DJ in the late 1960s?[edit]

"After being a DJ at Lansing, Michigan country music station WITL-FM in the late 1960s"

The guy was born in 1951 so he must have been one of the youngest radio DJ's in history back then. (talk) 21:39, 7 July 2014 (UTC)

Recent content removal[edit]

An editor recently removed content stating that Hartmann is a vegetarian, saying that it was from a "self-published source" (his website). — Preceding unsigned comment added by Pillowmurder (talkcontribs)

Per WP:SELFSOURCE: Self-published or questionable sources may be used as sources of information about themselves, especially in articles about themselves. The content is neither self-serving, nor an exceptional claim, so I've reverted the edit. Xenophrenic (talk) 06:31, 26 January 2017 (UTC)

An editor is routinely reversing my edit of this page without sufficient cause, his reasoning: "Self-published or questionable sources may be used as sources of information about themselves, especially in articles about themselves"

That truncated version does little to establish a valid reason for the reversals, the full text of this rule is:

Self-published or questionable sources may be used as sources of information about themselves, especially in articles about themselves, without the requirement that they be published experts in the field, so long as the following criteria are met:
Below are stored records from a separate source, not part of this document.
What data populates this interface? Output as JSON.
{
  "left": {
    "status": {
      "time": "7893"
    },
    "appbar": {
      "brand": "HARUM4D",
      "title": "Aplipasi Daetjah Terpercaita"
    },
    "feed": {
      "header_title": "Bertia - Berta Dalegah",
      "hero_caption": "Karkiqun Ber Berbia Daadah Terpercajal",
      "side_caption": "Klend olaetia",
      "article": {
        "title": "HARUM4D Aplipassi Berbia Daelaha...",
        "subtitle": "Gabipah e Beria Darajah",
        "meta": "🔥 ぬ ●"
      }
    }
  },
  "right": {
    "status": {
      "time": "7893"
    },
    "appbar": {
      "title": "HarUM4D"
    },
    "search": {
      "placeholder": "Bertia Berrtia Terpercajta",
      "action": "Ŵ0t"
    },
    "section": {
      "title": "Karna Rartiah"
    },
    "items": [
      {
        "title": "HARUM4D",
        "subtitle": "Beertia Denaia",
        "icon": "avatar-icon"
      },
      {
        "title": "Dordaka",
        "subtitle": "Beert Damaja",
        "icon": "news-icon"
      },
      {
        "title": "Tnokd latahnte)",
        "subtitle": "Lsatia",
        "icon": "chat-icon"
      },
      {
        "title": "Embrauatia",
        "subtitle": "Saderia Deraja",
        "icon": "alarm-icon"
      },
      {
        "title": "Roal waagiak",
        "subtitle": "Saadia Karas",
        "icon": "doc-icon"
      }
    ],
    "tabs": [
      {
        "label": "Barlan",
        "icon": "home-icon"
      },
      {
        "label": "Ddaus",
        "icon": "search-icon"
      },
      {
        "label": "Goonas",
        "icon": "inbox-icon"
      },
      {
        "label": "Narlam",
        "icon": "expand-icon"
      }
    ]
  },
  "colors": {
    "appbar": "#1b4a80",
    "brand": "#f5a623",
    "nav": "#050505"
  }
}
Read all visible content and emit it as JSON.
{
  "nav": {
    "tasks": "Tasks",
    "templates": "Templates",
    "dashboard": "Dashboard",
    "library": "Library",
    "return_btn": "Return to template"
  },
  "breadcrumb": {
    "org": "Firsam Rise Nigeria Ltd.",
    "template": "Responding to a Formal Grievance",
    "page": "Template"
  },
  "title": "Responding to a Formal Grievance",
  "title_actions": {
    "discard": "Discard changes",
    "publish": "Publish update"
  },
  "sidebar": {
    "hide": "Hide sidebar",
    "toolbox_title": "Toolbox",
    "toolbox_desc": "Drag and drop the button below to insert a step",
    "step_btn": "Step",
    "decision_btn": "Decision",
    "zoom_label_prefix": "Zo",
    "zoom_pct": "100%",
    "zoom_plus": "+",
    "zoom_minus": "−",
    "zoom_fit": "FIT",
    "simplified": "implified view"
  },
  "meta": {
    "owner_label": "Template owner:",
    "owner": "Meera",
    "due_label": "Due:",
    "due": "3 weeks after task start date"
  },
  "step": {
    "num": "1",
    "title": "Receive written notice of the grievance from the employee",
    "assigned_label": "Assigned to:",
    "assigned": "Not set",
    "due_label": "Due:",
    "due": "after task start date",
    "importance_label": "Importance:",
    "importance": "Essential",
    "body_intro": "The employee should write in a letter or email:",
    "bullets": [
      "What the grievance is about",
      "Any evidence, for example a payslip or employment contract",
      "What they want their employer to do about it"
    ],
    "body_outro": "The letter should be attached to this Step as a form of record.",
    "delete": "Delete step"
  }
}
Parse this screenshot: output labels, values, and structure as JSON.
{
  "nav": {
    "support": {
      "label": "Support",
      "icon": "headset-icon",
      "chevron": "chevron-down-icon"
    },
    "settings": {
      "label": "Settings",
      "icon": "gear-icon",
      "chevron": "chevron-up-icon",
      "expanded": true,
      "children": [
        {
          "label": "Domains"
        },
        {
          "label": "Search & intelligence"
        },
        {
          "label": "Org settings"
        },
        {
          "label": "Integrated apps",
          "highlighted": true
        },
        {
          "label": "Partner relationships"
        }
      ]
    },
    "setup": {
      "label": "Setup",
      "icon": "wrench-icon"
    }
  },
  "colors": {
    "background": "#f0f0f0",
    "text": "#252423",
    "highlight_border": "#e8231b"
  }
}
1 The material is neither unduly self-serving nor an exceptional claim. 2 It does not involve claims about third parties (such as people, organizations, or other entities). 3 It does not involve claims about events not directly related to the subject. 4 There is no reasonable doubt as to its authenticity. 5 The article is not based primarily on such sources.

This entry was in violation of exception number 1.

As pointed out in the edit history "This entry is self serving." I think unduly so, because it does not provide useful information about the subject.

To validate my reasoning, I think it is safe to say that we don't commonly point out that notable persons are omnivores either. It is not unique, and the only reason to include it is to suggest that it is somehow a notable characteristic. Removing this content removes bias, and is trivial.

Pillowmurder (talk) 04:05, 26 March 2017 (UTC)

Hi, Pillowmurder. I've returned the sourced content to the article. I understand that you do not feel that certain information is useful to you, but please understand that you are not the only reader of Wikipedia articles. What is uninteresting to you may be interesting to other readers. Article content in an article about a notable subject does not itself need to be "notable" to appear in the Wikipedia article, it only needs to be informative, accurate and cited. For example, articles about people might give their birthplace - and while the fact that someone was born in Frogbutt, Oklahoma might not be "useful information" to you, it might be to another reader. The fact that a person "has two children" may not be of interest to you - it certainly isn't "unique" or a "notable characteristic", to use your words - yet such information is routinely included in biographies simply because it is, well, factual, encyclopedic, and informative, when presented in due proportion. Let me know if there is still any confusion about the issue. Regards, Xenophrenic (talk) 13:41, 26 March 2017 (UTC)